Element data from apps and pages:

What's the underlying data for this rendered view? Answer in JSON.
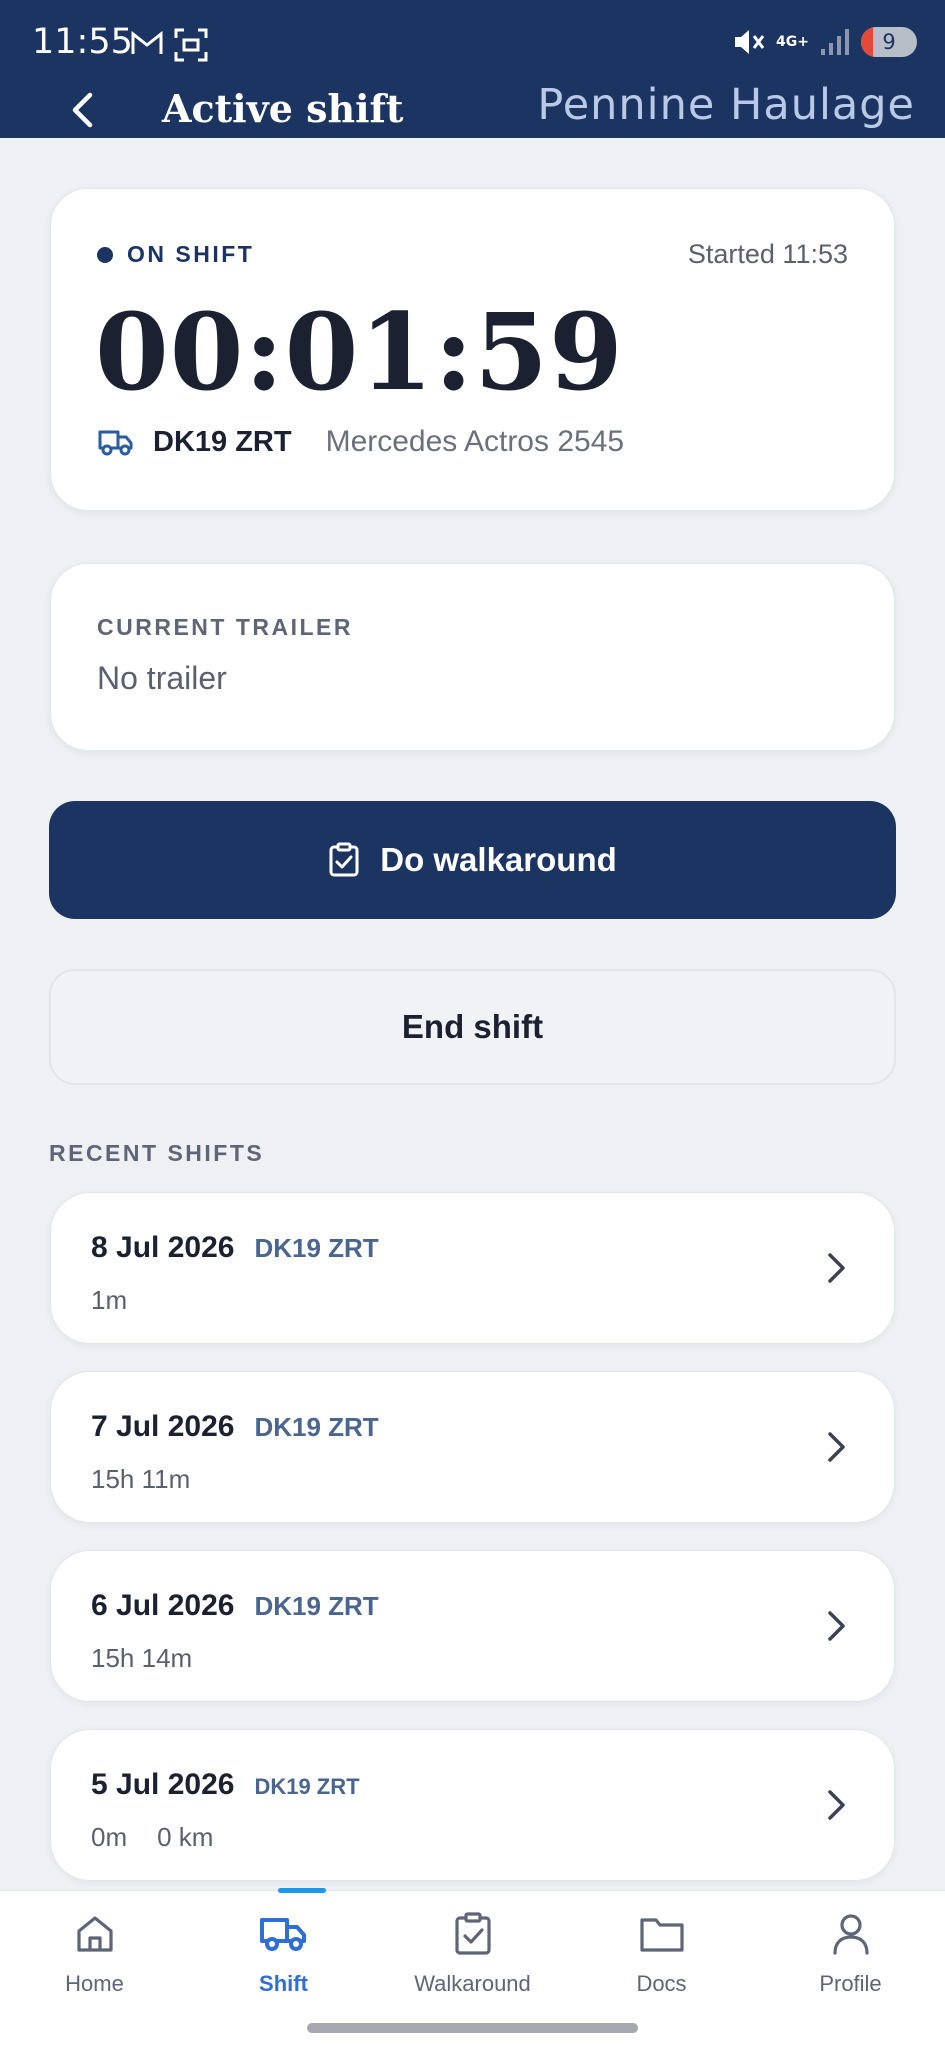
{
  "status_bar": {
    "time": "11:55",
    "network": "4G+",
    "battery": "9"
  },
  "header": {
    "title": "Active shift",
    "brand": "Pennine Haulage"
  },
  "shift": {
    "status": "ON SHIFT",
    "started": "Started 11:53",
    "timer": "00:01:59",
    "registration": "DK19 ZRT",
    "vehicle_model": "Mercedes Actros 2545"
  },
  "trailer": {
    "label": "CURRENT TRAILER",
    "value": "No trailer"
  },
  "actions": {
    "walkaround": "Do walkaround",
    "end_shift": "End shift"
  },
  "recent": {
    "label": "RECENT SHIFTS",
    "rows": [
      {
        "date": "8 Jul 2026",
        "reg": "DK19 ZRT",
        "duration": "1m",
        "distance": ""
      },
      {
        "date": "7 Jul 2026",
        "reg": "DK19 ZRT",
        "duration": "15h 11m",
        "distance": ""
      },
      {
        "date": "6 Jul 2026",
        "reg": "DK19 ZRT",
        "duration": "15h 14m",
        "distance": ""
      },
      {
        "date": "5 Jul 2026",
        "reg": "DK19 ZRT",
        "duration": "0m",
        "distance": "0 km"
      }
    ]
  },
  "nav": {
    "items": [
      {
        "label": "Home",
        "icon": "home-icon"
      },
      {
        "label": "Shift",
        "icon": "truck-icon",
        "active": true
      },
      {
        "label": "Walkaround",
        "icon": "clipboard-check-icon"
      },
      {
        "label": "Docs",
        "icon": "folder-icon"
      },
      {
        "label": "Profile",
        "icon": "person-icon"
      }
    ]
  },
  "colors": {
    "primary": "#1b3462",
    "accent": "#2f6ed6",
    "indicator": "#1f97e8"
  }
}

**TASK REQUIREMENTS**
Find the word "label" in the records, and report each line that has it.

**YOUR SOLUTION**
    "label": "CURRENT TRAILER",
    "label": "RECENT SHIFTS",
        "label": "Home",
        "label": "Shift",
        "label": "Walkaround",
        "label": "Docs",
        "label": "Profile",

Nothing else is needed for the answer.